sell your dusty guitar, keep the memories

I can only depart with this item if I receive money for it instead. Although I don’t like money just for the sake of owning money, because unused money for me is worth nothing. I prefer to exchange money for new possibilities. Such as selling something old and buying something new instead, investing in something that is worth it today. The idea to exchange something old for something new is how I like to change my life around.

For instance, I own a guitar and it’s quite a sentimental object to me. It has its own guitar-bag, guitar-stand, a footrest and some music books that go along with that one year I took music lessons beside (art-)school. I hated school and needed something to distract me and it worked wonderfully. I gained a new best friend that way and I had an awesome guitar teacher that looked like Johnny Depp.

I don’t know why I was good at it playing music at that time, I heard the teachers gave me one of the highest scores that year and I was shocked knowing that because for me I knew in my heart I wasn’t a natural musician. Everything felt unnatural and awkward (or maybe that was just me); holding the guitar, carrying it, reading the music score, taking care of my nails to a point of reaching perfection.

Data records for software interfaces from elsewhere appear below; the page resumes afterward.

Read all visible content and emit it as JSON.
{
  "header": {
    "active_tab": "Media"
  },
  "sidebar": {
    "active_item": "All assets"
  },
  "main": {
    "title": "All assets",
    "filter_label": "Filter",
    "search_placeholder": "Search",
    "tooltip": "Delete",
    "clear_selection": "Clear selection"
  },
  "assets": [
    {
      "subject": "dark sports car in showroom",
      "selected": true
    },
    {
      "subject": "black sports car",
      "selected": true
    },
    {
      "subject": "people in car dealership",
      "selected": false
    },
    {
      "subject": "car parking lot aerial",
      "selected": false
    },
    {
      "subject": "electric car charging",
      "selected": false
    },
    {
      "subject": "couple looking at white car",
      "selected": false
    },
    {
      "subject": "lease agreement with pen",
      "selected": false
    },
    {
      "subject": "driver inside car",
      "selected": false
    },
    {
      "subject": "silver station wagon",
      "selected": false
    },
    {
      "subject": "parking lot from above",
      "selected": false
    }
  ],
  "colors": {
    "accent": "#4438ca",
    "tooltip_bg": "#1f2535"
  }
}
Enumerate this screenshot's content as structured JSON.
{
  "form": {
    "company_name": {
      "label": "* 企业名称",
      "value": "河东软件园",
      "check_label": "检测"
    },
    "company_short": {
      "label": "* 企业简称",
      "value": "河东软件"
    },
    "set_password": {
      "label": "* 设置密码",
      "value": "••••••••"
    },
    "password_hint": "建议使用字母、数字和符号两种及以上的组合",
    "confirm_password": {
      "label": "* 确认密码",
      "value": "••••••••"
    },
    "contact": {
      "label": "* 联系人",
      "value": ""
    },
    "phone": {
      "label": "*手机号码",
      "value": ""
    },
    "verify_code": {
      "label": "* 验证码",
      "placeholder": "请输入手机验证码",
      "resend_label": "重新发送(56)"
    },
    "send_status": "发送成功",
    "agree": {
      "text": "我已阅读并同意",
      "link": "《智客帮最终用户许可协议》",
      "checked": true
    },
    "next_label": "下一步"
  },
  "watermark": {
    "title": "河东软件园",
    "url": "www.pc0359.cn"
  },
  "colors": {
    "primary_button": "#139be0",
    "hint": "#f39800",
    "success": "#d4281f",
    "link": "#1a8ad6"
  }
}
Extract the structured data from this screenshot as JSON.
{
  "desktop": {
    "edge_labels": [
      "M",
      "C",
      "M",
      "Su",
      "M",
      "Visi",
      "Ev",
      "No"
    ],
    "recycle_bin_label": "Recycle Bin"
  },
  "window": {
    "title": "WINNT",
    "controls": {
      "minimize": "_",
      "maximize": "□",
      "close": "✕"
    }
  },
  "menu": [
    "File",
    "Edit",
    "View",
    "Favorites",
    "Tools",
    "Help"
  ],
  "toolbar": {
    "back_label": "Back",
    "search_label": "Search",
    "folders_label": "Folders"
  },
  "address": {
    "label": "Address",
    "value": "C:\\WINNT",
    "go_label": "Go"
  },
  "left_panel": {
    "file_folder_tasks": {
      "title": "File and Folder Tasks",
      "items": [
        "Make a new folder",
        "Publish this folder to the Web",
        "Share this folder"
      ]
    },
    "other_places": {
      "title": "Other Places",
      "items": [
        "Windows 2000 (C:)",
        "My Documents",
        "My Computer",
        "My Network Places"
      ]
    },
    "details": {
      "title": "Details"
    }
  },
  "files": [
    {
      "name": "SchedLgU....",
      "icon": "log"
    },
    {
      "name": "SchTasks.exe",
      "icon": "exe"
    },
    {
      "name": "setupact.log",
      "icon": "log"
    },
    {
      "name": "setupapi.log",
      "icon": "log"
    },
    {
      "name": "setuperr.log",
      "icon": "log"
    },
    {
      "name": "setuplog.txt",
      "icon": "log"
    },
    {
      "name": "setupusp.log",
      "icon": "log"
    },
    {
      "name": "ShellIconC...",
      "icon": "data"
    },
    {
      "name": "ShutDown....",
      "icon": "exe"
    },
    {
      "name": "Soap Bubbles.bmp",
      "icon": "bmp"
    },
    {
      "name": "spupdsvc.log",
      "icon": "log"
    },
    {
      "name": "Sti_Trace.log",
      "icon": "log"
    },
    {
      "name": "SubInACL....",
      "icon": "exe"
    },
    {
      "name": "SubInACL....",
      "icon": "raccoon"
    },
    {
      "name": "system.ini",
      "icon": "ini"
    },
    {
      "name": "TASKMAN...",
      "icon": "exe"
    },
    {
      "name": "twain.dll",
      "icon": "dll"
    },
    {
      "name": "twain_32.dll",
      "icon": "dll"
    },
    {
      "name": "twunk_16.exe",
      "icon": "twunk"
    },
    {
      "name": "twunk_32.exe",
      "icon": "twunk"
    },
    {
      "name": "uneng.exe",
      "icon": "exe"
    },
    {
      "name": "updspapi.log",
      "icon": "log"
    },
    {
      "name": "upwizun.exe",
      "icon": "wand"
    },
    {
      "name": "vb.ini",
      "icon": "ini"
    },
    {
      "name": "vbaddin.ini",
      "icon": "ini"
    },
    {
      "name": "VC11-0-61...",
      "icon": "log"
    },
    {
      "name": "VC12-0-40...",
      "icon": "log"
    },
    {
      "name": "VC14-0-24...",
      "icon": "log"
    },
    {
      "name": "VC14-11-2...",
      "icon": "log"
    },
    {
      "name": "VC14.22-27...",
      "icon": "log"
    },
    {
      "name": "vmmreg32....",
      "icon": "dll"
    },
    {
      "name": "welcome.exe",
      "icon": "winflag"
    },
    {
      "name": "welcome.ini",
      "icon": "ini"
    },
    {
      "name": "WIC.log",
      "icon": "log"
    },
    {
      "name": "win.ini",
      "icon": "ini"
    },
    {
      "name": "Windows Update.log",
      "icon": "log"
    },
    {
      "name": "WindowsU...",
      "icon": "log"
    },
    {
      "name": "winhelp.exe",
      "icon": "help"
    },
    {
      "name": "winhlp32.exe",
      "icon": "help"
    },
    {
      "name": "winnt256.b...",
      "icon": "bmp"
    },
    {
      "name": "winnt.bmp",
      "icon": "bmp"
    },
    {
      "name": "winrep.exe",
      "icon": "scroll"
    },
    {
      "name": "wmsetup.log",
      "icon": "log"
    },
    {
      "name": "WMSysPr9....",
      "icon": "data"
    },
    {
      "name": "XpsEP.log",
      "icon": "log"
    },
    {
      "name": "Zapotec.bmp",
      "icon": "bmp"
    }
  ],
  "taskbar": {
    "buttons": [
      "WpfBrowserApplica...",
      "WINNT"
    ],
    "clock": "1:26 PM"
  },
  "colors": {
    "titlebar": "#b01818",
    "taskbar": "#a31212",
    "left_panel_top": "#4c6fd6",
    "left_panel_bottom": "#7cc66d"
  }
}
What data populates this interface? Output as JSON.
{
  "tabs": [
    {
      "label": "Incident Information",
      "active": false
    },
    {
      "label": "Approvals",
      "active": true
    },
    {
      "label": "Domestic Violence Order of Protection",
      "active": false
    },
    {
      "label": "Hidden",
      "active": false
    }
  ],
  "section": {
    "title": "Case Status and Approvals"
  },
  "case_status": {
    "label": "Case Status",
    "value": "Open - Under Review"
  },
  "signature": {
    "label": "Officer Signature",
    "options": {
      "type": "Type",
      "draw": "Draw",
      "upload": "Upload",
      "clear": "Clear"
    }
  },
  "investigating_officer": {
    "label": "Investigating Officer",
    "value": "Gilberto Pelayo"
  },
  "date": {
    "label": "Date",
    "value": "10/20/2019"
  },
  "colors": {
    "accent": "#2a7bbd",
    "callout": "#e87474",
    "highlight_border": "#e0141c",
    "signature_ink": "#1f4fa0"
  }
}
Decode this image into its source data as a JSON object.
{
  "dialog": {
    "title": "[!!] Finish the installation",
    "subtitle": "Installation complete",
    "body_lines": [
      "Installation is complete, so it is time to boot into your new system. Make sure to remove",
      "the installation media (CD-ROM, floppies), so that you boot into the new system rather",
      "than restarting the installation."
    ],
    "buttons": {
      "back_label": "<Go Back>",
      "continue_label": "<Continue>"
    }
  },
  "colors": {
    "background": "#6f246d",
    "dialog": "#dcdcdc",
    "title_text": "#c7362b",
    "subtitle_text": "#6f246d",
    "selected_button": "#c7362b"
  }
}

I was obsessed with playing everything immaculately because for me music was black on white and needed to be played as it was written out. I didn’t enjoy rehearsing, I didn’t enjoy playing, I just had to play it right. I was lucky to have a teacher whom I loved very much, if it wasn’t for him I think I would have quit a lot sooner. Anyway, the year after that I moved place and I needed a new music teacher. The new teacher wasn’t my kind of teacher and I didn’t feel at ease with him because the way he taught music wasn’t as I had learned it so I had to basically learn everything from square one. Sadly for my guitar although luckily for me, I had a good excuse to focus upon my photography (at school) entirely and give up on the guitar.

Fast-forward a few years: I can’t read music anymore nor can I play the guitar. Everything I learned at that time is completely lost to me now. Although I want to believe that my subconscious will pick it up quite fast once I refocus upon that skill, I can’t prove it nor do I want to try it out. Because for me it ain’t worth it anymore. It is painful to admit that everything I once put much time, money and effort into, I completely missed memorizing a thing. And it’s quite embarrassing to come across a guitar and know I can’t play anything at all. On the other hand, I am very grateful it gave me the right distraction I needed at that time.

Today I look at this beautiful crafted peace of art and it pains me to let go of it. And every time I decide put the guitar somewhere else away, it procures a small wonderful warm tone that leaves me feeling quite sad about the person I once was. Honestly I know I’m not interested in learning how to play the guitar anymore.

But I can only separate with this item if I can get some money from instead, hopefully meet the new owner in person, exchange the goods, and for me it means I can invest that money in a hobby that is relevant for me today, instead of holding on to the past.